IV. Nothing Lasts Forever
Thus far, I have presented the view that deflation is the clear theme in society today. Notice that I am not calling it a “threat” like many others are. It simply it what it is. Risk is being repriced in a much more rational way, despite how painful it may feel to some. Perceived wealth has been destroyed, home prices have cratered, unemployment is high, and consumers continue to retrench. While some corporations have done a good job of keeping their balance sheets clean, many big banks are still, essentially, insolvent zombies. Moreover, those healthy corporations with stockpiles of cash are more or less sitting on that cash, like a dog hiding a stash of delicious food to be put to good use at a later date. In my view, all of the above factors point to deflation.
However, nothing lasts forever. Eventually, at some point in the future, Michael Phelps’ metabolism will slow down as he grows older, and his workouts will become infrequent and less intense. If he continues to eat the diet that he currently does, there is a high probability that he will become obese and possibly have health problems. Simply put, the amount of calories that he takes in will begin to exceed–and possibly greatly exceed–the amount of calories that he is burning. If he is not quick in adjusting his diet, he will see a sharp weight gain in a very short amount of time.
Likewise, with America’s newfound high savings rate, more and more consumers will eventually become creditworthy again. Individuals and households will eventually emerge from a painful deleveraging process with far better balance sheets. Further, the rate of credit and wealth destruction will slow and eventually turn up again. When this happens, the velocity of money in our society will begin to pick up. The bond market will start to reflect the idea that merely a marginal return on capital will be insufficient to keep pace with higher expectations of inflation. When this happens, if the Fed and the federal government do not quickly adjust their policies, we could easily see a very sharp spike in inflation in a short amount of time.

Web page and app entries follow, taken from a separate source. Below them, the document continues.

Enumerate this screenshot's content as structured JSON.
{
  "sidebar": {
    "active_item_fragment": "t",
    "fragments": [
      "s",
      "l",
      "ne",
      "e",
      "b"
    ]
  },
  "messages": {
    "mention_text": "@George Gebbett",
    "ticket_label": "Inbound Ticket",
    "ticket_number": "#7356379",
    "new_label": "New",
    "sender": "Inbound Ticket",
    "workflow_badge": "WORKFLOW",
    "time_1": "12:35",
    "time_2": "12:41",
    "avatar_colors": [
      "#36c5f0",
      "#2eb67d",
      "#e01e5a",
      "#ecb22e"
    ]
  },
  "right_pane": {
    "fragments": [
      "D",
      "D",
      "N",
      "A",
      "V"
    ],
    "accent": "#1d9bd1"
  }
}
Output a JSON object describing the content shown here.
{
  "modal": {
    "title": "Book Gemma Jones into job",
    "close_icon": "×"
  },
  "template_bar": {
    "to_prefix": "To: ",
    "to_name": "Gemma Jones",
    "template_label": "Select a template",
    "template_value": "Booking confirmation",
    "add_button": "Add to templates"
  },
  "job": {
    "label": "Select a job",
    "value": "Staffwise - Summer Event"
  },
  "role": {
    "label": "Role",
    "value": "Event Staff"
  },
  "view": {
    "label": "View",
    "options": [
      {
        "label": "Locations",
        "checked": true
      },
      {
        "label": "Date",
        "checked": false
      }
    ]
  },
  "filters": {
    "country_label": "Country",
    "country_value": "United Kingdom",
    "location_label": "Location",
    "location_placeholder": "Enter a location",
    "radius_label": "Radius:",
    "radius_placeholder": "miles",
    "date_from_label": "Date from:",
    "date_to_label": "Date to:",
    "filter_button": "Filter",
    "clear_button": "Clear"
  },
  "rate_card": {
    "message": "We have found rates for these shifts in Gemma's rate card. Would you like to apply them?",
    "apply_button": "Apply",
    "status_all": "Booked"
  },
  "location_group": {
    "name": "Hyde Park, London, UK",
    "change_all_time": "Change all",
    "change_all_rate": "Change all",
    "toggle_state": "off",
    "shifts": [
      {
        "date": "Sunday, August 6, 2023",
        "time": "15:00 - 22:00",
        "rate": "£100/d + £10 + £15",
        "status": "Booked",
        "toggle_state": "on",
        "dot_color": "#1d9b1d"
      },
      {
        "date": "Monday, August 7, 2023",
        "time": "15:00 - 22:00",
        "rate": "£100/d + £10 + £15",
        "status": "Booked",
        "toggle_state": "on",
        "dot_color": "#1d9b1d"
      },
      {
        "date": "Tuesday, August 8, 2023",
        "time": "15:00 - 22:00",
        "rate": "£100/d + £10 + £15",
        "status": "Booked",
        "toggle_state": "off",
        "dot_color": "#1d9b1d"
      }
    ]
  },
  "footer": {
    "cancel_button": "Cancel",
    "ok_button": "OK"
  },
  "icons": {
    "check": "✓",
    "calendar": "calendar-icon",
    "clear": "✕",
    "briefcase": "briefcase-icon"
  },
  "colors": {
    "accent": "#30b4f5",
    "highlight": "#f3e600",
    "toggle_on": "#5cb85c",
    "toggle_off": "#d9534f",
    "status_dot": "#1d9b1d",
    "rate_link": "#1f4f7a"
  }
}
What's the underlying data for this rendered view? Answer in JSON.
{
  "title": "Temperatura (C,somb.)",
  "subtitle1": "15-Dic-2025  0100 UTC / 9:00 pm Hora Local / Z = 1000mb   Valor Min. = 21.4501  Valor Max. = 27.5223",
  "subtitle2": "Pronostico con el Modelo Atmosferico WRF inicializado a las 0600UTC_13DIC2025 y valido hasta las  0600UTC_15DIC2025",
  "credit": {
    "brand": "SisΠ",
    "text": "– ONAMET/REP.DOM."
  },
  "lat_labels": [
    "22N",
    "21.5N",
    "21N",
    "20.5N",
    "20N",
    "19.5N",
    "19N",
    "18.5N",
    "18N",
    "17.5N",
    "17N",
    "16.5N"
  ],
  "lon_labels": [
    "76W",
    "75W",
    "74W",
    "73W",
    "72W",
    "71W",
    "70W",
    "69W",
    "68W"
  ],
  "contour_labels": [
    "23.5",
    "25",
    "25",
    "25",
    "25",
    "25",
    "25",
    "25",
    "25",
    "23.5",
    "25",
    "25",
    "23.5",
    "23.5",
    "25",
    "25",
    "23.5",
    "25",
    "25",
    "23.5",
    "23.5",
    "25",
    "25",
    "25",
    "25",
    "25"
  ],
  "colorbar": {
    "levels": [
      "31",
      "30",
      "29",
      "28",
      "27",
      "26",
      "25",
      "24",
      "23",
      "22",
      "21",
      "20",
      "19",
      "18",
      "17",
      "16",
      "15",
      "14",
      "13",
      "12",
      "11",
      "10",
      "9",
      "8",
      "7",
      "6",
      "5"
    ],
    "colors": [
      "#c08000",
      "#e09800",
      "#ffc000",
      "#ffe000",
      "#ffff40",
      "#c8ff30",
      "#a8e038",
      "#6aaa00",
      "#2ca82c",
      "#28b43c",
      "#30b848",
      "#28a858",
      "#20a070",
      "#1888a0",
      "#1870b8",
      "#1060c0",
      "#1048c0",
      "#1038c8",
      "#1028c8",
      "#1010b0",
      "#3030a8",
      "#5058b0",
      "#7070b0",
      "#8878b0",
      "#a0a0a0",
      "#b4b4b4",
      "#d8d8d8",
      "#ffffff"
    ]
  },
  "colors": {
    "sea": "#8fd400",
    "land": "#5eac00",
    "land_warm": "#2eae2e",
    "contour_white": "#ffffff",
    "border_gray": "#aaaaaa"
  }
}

If history serves as our guide, the Fed and the federal government are not likely to adjust their policies in a well-timed manner.
V. Conclusion: It’s All About Timing
All of the machinations by the Fed and the federal government are desperate attempts to combat a vicious deleveraging process. Inflation is not the issue today, and in fact it is not likely to be the issue of tomorrow. Instead, a more constructive way to view inflation would be consider it as the last chapter in a long and dramatic novel, to paraphrase Hugh Hendry. For now, deflation remains at front and center. The argument that “the Fed has the printing press, and therefore we cannot have deflation” is misguided because it fails to consider: 1) How big of a deflationary hole we are in, and 2) The lack of velocity of money in society today, given very tight credit and a shift towards savings rather than free-wheeling spending without regard to one’s balance sheet.
Eventually, that will change. However, that change could just as easily take a few decades to materialize, as it could a few years. In the short term, any spike in inflationary expectations should probably be viewed as a head fake that will set us up for the next deflationary leg down, just as we saw in 2008.Twitter